*** Opening Data for this task ***

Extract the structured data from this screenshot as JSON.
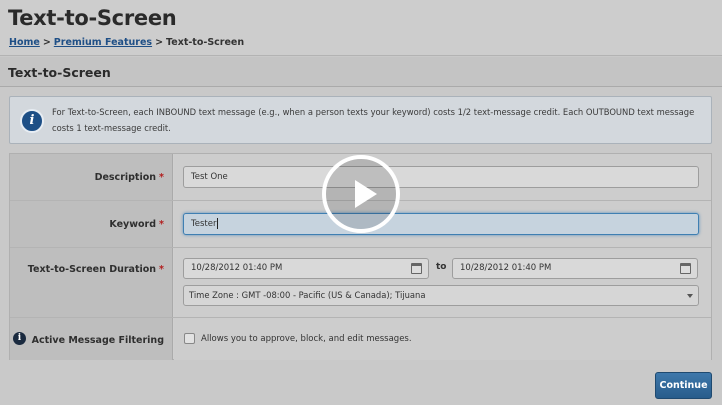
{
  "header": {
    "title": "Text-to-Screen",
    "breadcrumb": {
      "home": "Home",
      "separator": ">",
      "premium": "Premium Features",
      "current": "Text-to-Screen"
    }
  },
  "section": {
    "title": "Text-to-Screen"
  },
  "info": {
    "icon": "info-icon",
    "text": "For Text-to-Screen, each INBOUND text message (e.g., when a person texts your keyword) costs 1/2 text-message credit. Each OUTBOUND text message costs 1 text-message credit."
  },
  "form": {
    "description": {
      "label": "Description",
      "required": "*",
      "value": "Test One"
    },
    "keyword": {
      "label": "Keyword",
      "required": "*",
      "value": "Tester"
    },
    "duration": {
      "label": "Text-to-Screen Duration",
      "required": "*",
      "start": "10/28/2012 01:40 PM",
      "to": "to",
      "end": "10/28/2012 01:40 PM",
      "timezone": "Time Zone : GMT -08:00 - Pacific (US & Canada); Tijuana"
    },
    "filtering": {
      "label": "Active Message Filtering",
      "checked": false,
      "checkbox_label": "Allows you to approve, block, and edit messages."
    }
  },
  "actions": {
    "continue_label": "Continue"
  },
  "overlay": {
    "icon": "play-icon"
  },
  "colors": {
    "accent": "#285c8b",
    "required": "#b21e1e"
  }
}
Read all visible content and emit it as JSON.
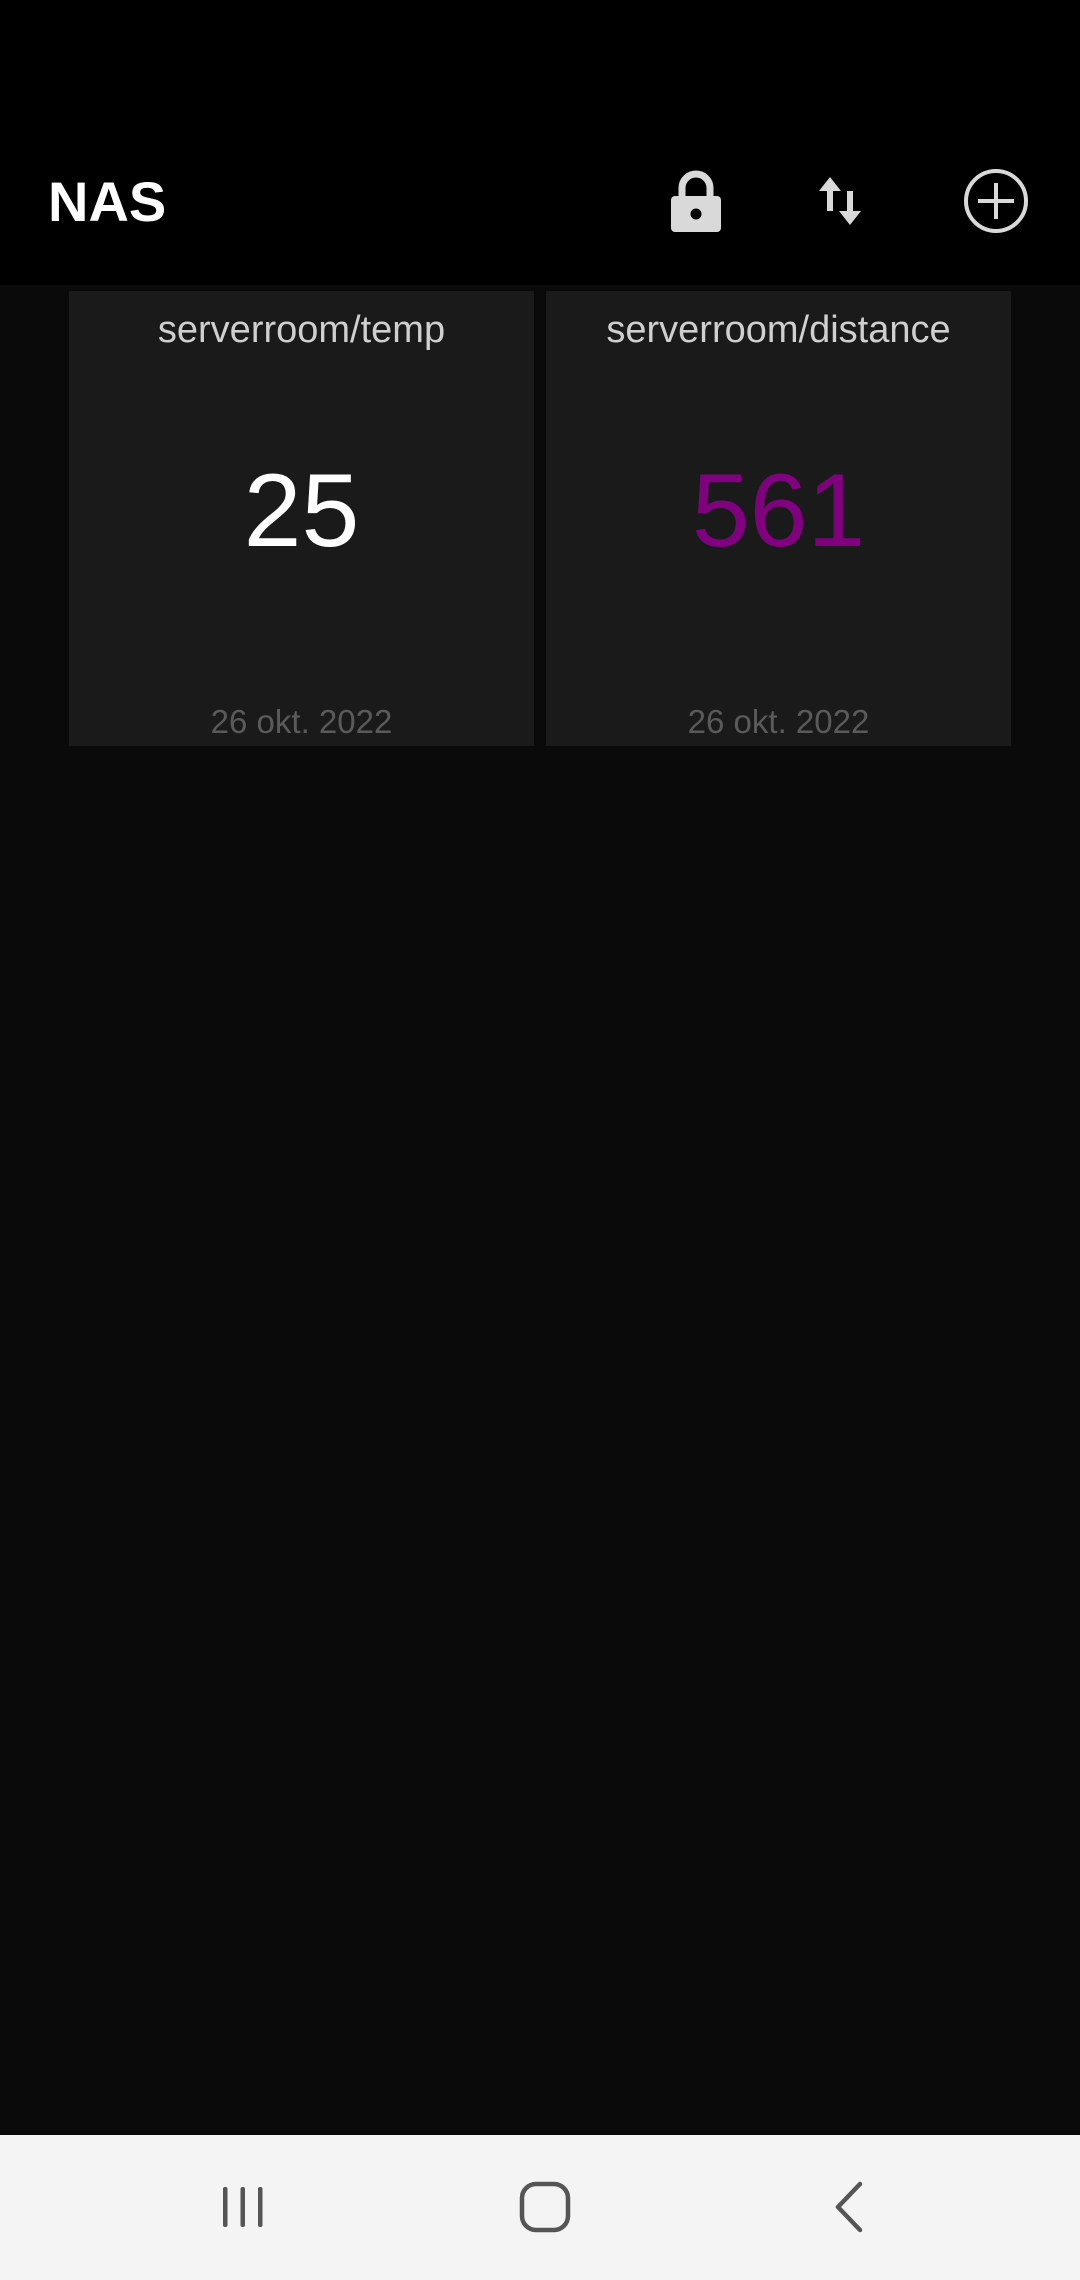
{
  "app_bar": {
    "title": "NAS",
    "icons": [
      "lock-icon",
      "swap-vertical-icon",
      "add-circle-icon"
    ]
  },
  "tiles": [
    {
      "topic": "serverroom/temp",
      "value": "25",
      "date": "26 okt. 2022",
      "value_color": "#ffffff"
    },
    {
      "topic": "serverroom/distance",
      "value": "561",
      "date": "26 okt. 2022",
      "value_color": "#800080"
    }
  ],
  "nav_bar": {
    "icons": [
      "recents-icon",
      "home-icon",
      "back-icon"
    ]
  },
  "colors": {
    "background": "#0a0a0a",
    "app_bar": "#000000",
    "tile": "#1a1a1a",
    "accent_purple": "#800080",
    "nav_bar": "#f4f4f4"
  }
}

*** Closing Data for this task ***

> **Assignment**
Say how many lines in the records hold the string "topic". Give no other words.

> **Reply**
2